■ **EXERCISE DIRECTIONS**: Read through the listing and copy every line that contains the word "about".
---
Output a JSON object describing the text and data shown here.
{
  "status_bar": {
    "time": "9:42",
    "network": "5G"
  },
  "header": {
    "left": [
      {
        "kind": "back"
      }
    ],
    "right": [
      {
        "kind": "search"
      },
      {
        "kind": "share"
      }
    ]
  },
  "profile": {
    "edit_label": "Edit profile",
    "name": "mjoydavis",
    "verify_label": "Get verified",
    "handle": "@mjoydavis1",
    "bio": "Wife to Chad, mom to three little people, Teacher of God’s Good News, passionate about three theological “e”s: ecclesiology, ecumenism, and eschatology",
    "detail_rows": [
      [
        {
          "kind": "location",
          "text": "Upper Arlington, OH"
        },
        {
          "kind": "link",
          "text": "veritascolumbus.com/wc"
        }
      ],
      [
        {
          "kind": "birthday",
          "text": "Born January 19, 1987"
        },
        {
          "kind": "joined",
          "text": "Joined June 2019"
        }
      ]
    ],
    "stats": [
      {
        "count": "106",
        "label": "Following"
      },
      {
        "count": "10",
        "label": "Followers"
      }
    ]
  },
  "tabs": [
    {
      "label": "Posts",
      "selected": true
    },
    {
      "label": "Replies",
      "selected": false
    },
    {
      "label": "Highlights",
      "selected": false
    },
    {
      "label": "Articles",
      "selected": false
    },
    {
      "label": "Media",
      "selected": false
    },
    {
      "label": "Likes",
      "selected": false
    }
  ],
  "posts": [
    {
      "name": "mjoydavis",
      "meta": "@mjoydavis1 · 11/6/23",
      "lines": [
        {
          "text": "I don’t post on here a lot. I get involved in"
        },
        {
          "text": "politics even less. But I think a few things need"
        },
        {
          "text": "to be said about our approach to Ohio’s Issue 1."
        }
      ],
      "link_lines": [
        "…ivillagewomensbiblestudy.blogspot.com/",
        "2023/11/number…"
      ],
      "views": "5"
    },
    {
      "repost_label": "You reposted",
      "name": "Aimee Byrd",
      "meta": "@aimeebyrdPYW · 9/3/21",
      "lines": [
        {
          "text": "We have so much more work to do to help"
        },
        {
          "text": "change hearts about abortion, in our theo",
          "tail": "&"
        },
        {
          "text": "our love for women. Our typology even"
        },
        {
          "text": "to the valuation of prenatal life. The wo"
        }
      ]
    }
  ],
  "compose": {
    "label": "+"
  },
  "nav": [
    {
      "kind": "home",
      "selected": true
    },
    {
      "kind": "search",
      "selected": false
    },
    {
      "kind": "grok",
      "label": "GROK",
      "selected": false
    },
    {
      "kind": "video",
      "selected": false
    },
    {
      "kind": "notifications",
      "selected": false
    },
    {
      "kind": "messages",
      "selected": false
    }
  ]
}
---
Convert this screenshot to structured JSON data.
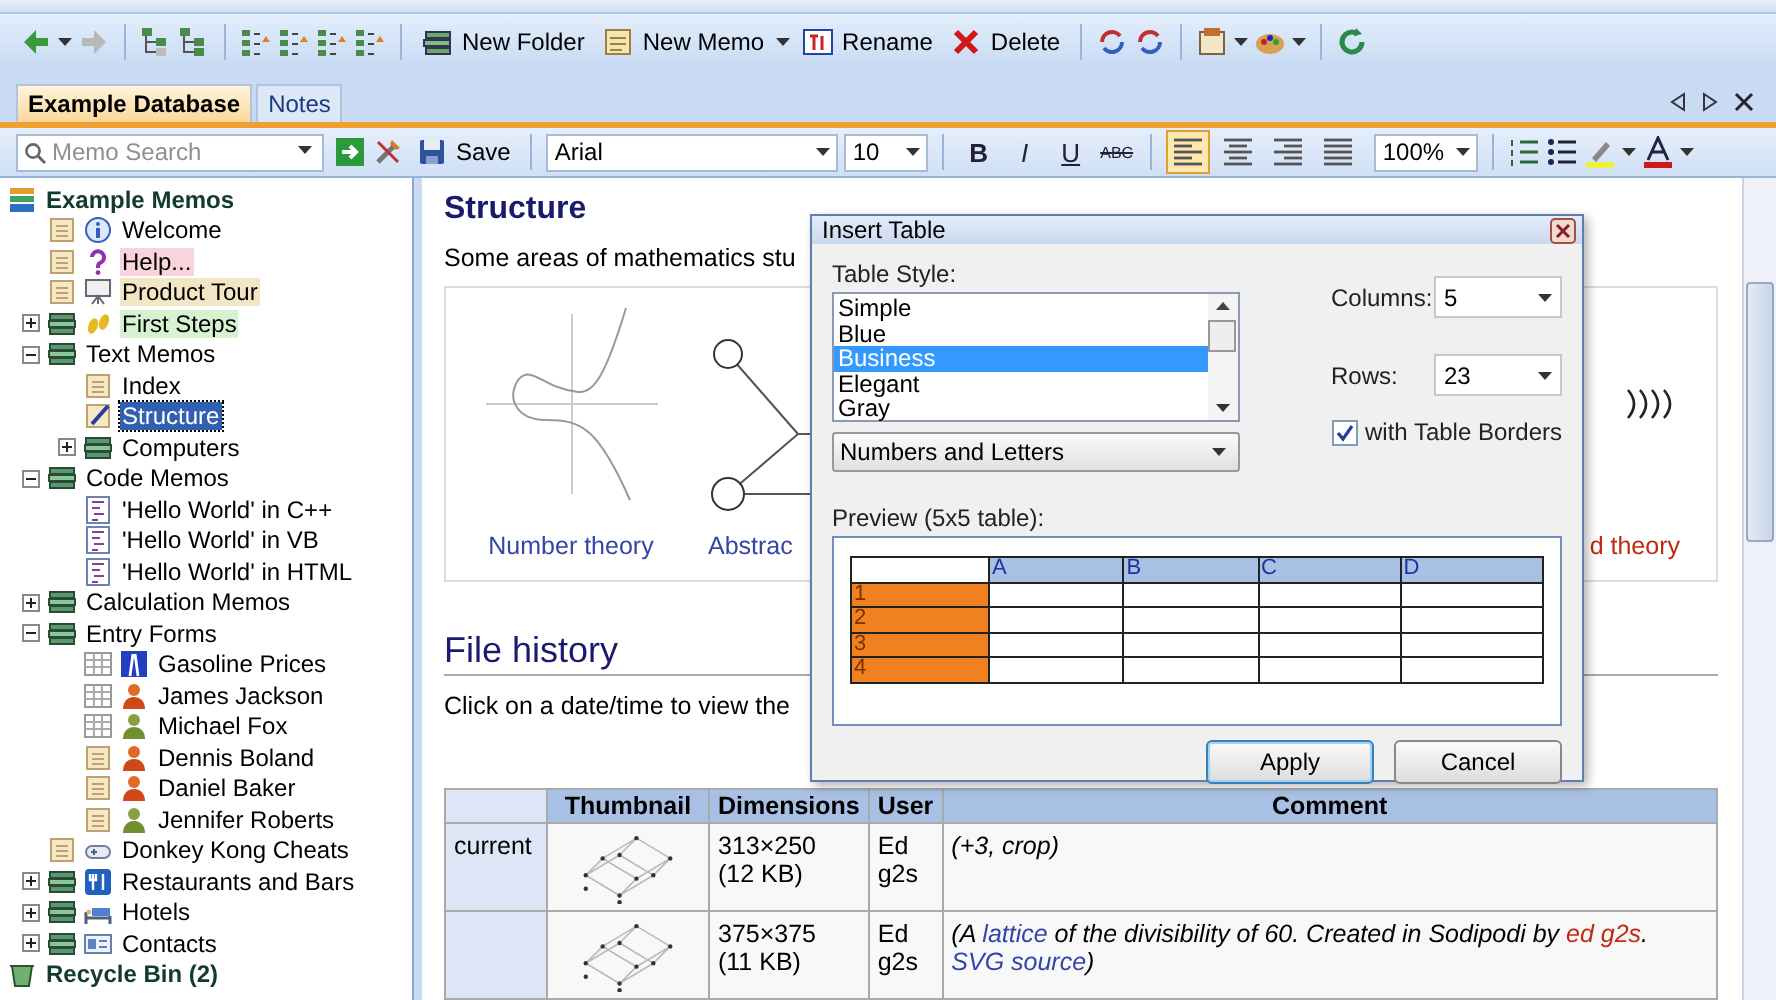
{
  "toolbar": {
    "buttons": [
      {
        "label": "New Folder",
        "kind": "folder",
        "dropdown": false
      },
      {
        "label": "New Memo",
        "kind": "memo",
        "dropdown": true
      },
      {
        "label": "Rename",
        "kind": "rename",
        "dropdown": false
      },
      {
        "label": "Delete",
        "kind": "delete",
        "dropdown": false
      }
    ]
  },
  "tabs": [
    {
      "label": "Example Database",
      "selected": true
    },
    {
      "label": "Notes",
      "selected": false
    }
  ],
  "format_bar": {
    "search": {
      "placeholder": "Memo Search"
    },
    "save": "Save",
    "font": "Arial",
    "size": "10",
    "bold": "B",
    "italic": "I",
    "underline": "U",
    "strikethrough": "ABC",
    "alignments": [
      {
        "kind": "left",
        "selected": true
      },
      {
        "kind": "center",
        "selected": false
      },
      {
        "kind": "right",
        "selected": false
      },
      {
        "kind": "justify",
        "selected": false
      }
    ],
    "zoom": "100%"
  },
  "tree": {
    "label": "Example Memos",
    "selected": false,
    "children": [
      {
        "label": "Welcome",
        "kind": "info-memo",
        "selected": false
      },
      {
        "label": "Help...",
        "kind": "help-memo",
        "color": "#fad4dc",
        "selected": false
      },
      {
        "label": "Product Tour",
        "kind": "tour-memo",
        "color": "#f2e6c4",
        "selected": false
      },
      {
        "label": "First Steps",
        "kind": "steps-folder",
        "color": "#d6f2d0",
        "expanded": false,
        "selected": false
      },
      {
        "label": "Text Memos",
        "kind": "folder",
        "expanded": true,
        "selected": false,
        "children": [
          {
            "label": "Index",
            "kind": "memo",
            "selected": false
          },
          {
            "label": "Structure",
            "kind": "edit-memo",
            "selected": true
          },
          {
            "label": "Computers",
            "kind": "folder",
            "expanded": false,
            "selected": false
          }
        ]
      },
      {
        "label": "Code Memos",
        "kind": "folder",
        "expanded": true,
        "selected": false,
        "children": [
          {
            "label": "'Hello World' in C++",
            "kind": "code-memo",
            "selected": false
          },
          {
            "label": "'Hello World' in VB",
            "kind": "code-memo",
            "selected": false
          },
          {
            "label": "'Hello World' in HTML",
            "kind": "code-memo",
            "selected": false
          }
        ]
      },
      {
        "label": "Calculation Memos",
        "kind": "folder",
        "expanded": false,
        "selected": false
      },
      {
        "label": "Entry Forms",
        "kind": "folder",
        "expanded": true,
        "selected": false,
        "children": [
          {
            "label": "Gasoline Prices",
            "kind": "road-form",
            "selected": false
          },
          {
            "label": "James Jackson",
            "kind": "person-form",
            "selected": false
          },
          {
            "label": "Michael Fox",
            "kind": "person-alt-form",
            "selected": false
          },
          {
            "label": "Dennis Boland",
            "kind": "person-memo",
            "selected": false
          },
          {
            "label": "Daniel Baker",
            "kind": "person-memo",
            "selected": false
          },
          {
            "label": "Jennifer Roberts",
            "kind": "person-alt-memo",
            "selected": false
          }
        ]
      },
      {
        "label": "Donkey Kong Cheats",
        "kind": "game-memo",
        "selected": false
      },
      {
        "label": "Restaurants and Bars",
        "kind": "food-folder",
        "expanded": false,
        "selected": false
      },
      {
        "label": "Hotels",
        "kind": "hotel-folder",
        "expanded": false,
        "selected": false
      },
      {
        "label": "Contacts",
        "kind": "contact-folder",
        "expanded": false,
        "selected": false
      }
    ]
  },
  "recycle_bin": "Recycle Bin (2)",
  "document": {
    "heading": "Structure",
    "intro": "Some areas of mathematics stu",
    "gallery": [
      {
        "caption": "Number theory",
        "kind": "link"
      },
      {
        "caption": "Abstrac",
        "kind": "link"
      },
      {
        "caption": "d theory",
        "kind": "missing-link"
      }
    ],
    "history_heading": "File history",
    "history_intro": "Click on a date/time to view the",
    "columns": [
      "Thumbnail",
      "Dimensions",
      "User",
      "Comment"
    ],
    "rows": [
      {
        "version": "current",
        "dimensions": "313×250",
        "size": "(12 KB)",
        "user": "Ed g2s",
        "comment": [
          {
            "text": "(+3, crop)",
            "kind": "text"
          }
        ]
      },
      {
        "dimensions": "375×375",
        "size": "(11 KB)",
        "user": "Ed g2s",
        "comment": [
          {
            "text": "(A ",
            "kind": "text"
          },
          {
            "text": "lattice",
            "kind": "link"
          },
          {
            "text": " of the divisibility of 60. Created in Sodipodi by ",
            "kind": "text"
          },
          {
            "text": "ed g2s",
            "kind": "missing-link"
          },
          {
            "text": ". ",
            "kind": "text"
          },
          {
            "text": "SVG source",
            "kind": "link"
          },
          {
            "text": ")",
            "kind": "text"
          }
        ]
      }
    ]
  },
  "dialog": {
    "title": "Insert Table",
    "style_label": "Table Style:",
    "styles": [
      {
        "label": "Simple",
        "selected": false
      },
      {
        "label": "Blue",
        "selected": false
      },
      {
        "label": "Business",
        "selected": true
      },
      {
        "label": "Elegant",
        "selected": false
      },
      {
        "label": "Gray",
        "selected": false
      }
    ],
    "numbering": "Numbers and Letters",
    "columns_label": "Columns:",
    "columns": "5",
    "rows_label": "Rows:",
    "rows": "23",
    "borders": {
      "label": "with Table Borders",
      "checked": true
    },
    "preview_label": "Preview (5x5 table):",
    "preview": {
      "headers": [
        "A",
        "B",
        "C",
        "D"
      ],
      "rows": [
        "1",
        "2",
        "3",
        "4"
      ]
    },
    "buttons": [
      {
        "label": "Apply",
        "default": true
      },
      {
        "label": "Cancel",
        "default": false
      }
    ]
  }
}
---
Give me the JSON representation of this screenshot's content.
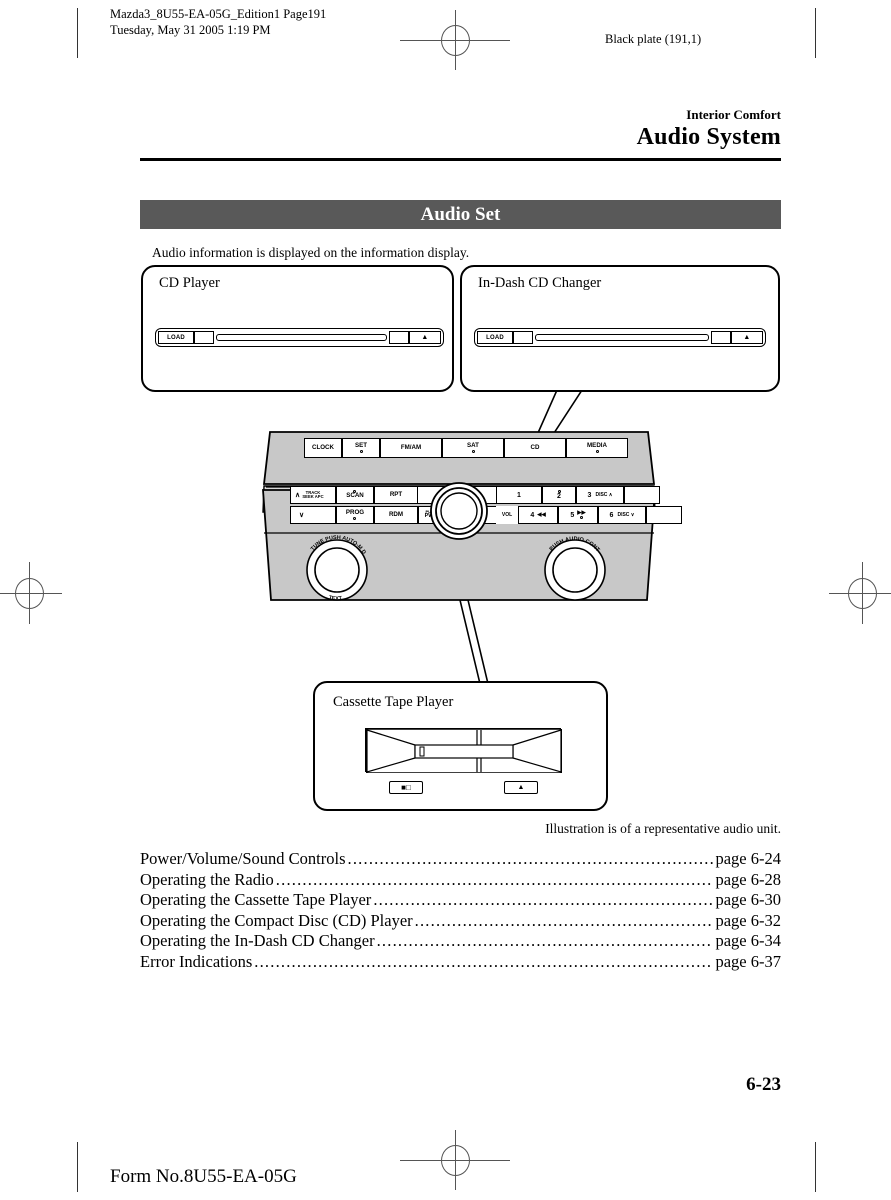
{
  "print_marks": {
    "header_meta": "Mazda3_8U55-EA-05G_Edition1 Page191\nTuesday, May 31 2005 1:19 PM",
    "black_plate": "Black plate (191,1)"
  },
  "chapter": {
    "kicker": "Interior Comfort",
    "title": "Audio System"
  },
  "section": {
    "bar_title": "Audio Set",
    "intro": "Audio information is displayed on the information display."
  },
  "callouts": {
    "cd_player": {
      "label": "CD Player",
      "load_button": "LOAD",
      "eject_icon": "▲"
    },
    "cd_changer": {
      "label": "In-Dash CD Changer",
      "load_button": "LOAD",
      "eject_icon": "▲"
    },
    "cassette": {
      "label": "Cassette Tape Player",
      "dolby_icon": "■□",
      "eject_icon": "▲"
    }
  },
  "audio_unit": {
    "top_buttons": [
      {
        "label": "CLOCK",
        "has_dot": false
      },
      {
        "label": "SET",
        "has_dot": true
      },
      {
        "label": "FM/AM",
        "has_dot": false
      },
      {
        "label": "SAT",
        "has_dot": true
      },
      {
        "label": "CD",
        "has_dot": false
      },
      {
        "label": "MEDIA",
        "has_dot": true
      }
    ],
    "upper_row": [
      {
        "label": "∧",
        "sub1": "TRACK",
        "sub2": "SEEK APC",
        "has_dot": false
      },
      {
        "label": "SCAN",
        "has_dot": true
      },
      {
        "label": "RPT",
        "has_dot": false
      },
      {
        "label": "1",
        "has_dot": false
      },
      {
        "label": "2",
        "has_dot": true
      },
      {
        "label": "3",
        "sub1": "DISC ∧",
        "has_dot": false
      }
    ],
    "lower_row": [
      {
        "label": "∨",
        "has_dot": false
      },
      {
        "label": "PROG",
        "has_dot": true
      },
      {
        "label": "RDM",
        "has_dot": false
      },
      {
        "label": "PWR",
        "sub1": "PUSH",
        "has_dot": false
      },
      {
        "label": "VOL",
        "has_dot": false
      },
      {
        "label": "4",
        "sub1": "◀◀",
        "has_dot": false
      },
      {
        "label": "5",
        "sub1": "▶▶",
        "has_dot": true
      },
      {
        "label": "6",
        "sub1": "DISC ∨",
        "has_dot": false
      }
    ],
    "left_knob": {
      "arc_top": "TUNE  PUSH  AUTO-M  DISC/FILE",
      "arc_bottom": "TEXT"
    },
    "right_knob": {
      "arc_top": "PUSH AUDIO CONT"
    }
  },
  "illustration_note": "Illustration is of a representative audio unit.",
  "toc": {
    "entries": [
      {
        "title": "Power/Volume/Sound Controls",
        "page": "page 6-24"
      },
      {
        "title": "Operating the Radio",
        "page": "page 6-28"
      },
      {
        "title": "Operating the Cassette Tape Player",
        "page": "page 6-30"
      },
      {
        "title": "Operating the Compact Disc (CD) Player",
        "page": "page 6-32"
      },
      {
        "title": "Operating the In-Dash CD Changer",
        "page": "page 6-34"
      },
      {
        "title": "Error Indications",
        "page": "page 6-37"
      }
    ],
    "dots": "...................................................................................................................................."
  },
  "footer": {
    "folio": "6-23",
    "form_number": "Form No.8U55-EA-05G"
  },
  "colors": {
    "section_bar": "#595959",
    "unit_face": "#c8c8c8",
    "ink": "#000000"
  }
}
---
■ **RESULT OF THE TASK**:
    "bio": "Wife to Chad, mom to three little people, Teacher of God’s Good News, passionate about three theological “e”s: ecclesiology, ecumenism, and eschatology",
          "text": "to be said about our approach to Ohio’s Issue 1."
          "text": "change hearts about abortion, in our theo",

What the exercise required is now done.